Anger expressed in Moyross at Regeneration process

Nick Rabbitts


Nick Rabbitts

Thumbs down for Limerick housing project

Pictured at the meeting were Cllr Frankie Daly, Tommy Daly, Ellen Duffy, Deirdre O’Driscoll, Dean Quinn, Alan Daly, and Deputy Maurice Quinlivan PICTURE: ALLEN MEAGHER

NORTHSIDE residents have passed a motion of ‘no confidence’ in the regeneration process in Moyross.

More than 100 people were in attendance at a special meeting held in Corpus Christi school, where concerns were specifically raised about a plan for 40 new houses for Cosgrave Park, plus planned in-fill housing at the entrance to Cliona Park, an alleged loss of privacy, and problems caused while building.

During the course of this meeting, the chairperson Ellen Duffy asked: “If you are not confident in the regeneration process, please raise your hands”.

Almost everyone in the hall did so.
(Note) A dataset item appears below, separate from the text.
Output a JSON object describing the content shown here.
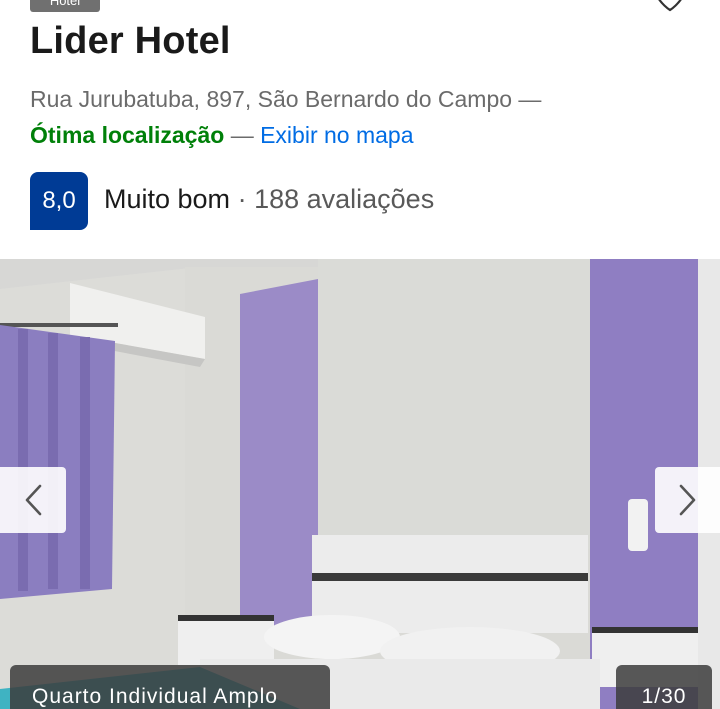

One speaker, who did not wish to be identified, pointed out Limerick Regeneration had knocked 500 homes in the estate at average cost of €30,000 each.

“What could have been done in terms of social interventions instead,” he asked.
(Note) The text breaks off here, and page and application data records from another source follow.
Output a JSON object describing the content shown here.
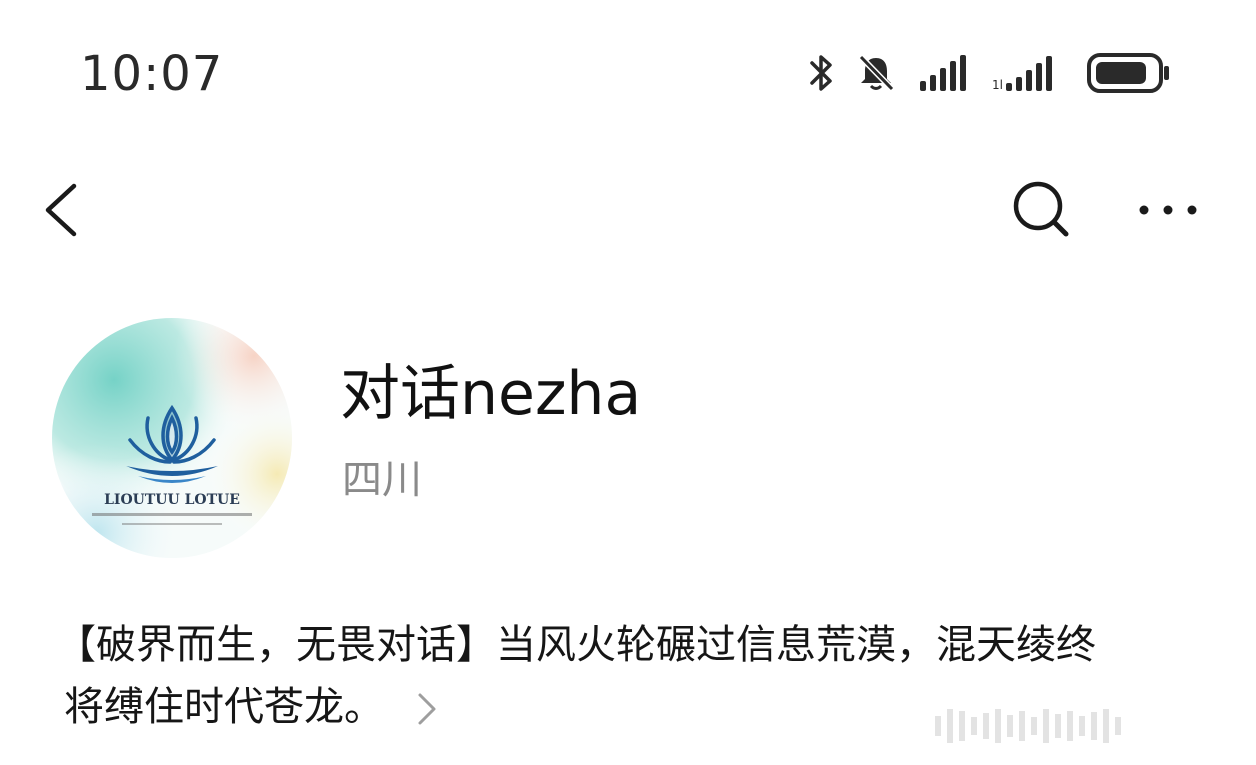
{
  "status_bar": {
    "time": "10:07",
    "icons": [
      "bluetooth-icon",
      "bell-muted-icon",
      "signal-icon",
      "signal-icon-2",
      "battery-icon"
    ],
    "battery_level": 0.8
  },
  "nav": {
    "back_icon": "chevron-left-icon",
    "search_icon": "search-icon",
    "more_icon": "more-horizontal-icon"
  },
  "profile": {
    "avatar_text": "LIOUTUU LOTUE",
    "name": "对话nezha",
    "location": "四川"
  },
  "bio": {
    "line1": "【破界而生，无畏对话】当风火轮碾过信息荒漠，混天绫终",
    "line2": "将缚住时代苍龙。"
  },
  "colors": {
    "text_primary": "#111111",
    "text_secondary": "#8a8a8a",
    "lotus_blue": "#1f5f9e",
    "watercolor_teal": "#7fd3c7"
  }
}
Br Damien, Franciscan Friars of Moyross, said: “If Regeneration is really about people, then why do they treat them as a business? They just look at this area, and see euro signs about the place.”

Delma Fahy, who has lived in Cliona Park for 43 years said: “The way I feel, I feel like just giving up my house and walking off”.
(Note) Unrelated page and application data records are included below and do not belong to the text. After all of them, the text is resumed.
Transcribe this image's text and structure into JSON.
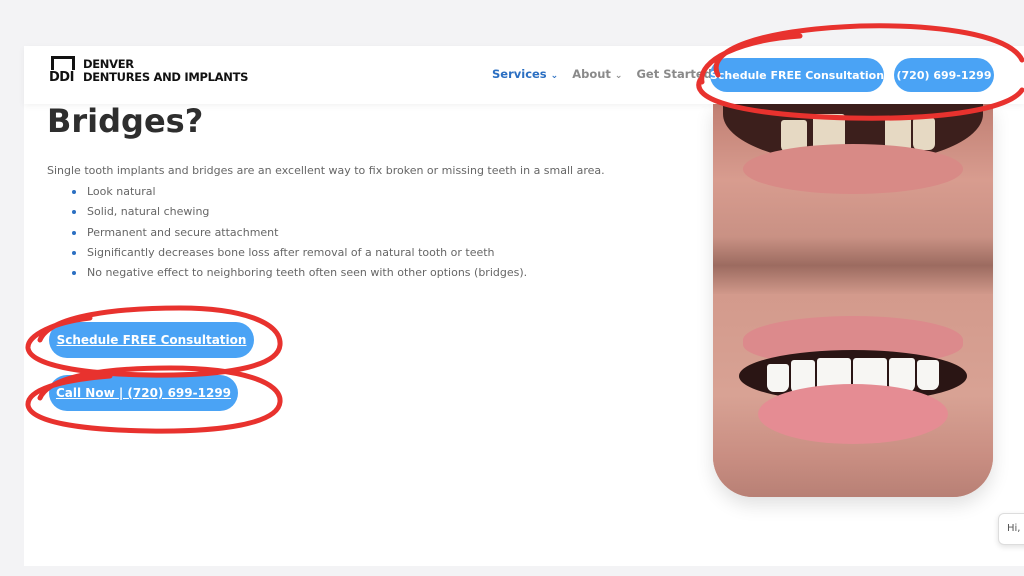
{
  "brand": {
    "mark": "DDI",
    "line1": "DENVER",
    "line2": "DENTURES AND IMPLANTS"
  },
  "nav": {
    "items": [
      {
        "label": "Services",
        "active": true,
        "has_dropdown": true
      },
      {
        "label": "About",
        "active": false,
        "has_dropdown": true
      },
      {
        "label": "Get Started",
        "active": false,
        "has_dropdown": true
      }
    ],
    "chevron_icon": "chevron-down-icon"
  },
  "header_buttons": {
    "consultation": "Schedule FREE Consultation",
    "phone": "(720) 699-1299"
  },
  "content": {
    "title": "Bridges?",
    "intro": "Single tooth implants and bridges are an excellent way to fix broken or missing teeth in a small area.",
    "benefits": [
      "Look natural",
      "Solid, natural chewing",
      "Permanent and secure attachment",
      "Significantly decreases bone loss after removal of a natural tooth or teeth",
      "No negative effect to neighboring teeth often seen with other options (bridges)."
    ],
    "cta_consultation": "Schedule FREE Consultation",
    "cta_call": "Call Now | (720) 699-1299"
  },
  "photo": {
    "description": "before-and-after-smile"
  },
  "chat_widget": {
    "text": "Hi, h"
  },
  "colors": {
    "accent_blue": "#4aa3f5",
    "nav_active": "#2b6fc2",
    "annotation_red": "#e8322e"
  }
}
Her son Tony said: “My mother cannot open her blinds, she cannot undressed in the back bedroom unless all the blinds are closed. Nine apartments look into her back garden to the side, three apartments look into her back garden from the back. This would not be done anywhere else in Europe.”

Irene Blake is concerned at a perceived loss of green space when 40 new houses are built in Cosgrave Park.

”My concern is that kids are going to be on holidays for three months. What are they going to do, where are they going to play? There is no bit of grass they can kick a ball in. It is all being taken away”.

However, a council spokesman said: “In relation to the green space at the new Cosgrave Park units, these spaces have been reconfigured to achieve better utilisation. The loss of space, however, is marginal.”

The spokesperson pointed out that there had been an "extensive period of consultation with regard to each individual project prior to a planning application being lodged. After it is lodged there is a further period for submissions or observations to be made on the application.

"In the case of the much needed Cosgrave Park and Cliona Park housing projects, local authority members have been unanimously in favour of both.

"Specifically with regard to Cliona Park, there are no reports of anti-social behaviour. We are seeking to future proof this also by eliminating blank gables by fronting buildings out onto streets to overlook those streets and ensure there is passive surveillance, which is a huge deterrent to anti-social activity."

At the meeting, fears were also raised the construction of new units, and the resultant cereation of new alleyways would lead to gangs of youths – who locals say will have nothing better to do – “drinking”, “smoking” and causing “anti-social behaviour.”

The meeting turned heated, and the three politicians present, Cllrs Frankie Daly and John Costelloe, plus Maurice Quinlivan were criticised after they pointed out the need for social housing.